George R.R. Martin has some bad news for fans: Much as fans already suspected, he had not finished the sixth book in the A Song of Ice and Fire series by his self-imposed end-of-2015 deadline.
He also admitted that it is now a certainty the HBO television adaptation, Game of Thrones, will reveal plot elements in its sixth season — which premieres in April — well before the book's release, as his publishers require a minimum of three months to take a finished book to print.
In a post to Martin's LiveJournal, the author wrote that "The Winds of Winter is not finished."
"Believe me, it gave me no pleasure to type those words," he continued. "You're disappointed, and you're not alone. My editors and publishers are disappointed, HBO is disappointed, my agents and foreign publishers and translators are disappointed ... but no one could possibly be more disappointed than me."
Martin responded to claims that his age, lifestyle or travels had negatively impacted his writing schedule, saying that the process had simply not gone well in general.
"Unfortunately, the writing did not go as fast or as well as I would have liked," he wrote. "You can blame my travels or my blog posts or the distractions of other projects and the Cocteau and whatever, but maybe all that had an impact ... you can blame my age, and maybe that had an impact too ... but if truth be told, sometimes the writing goes well and sometimes it doesn't, and that was true for me even when I was in my 20s."
Martin has occasionally taken a gruff tone with fans angry over repeated delays with the book, which has been in progress since at least 2012. Earlier this year, he told fans worried he would die before the completion of the series "fuck you."
But in his blog post, Martin seemed down on himself and, at times, even contrite.
"There are no excuses," he concluded. "No one else is to blame. Not my editors and publishers, not HBO, not David & Dan. It's on me. I tried, and I am still trying. I worked on the book a couple of days ago, revising a Theon chapter and adding some new material, and I will writing on it again tomorrow."
As for whether next season of Game of Thrones will spoil the books? "Maybe. Yes and no."

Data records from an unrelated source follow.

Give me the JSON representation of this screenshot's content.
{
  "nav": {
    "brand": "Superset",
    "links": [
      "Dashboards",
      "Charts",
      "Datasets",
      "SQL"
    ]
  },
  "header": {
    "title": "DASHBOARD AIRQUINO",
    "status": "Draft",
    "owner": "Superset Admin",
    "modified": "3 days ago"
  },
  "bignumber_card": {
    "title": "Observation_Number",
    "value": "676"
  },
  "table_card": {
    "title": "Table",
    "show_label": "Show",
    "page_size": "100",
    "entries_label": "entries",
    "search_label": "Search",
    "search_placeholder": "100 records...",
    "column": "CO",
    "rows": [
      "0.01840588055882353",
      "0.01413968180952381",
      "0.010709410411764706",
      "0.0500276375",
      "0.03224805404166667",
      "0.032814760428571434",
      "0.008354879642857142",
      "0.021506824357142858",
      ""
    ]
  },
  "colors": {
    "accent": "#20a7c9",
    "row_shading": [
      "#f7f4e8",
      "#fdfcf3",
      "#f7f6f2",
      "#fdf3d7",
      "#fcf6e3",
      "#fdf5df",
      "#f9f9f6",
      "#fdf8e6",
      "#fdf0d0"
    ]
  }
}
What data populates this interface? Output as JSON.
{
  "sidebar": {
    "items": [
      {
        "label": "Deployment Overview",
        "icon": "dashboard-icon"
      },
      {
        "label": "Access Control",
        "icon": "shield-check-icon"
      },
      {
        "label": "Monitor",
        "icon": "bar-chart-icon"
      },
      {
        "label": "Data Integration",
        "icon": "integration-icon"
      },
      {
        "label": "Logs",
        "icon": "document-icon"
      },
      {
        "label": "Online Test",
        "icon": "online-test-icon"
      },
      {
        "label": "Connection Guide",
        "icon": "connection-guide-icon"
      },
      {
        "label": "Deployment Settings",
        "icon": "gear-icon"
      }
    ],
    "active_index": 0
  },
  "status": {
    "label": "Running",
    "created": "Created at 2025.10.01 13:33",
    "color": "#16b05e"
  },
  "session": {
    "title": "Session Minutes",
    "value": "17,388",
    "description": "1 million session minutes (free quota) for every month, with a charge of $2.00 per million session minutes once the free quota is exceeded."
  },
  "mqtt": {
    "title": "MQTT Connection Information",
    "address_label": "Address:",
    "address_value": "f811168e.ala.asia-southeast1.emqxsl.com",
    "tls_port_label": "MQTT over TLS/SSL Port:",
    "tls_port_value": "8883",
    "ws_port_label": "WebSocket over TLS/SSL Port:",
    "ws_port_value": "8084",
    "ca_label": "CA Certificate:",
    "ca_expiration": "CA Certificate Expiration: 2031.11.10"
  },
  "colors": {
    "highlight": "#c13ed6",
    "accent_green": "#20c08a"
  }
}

Martin rolled off a long list of characters who died in the show but survived in the books and vice versa, assuring readers at least some of these were examples of true divergence rather than one or the other not catching up. He also specified that many of the changes made to the show's storyline have since grown into major differences between the two media, meaning the show will be sufficiently different, providing audiences with a different experience.
Martin's advice to fans?
"Enjoy the show. Enjoy the books," he wrote. "Meanwhile, I'll keep writing. Chapter at a time. Page at a time. Word at a time. That's all I know how to do."
h/t Not a Blog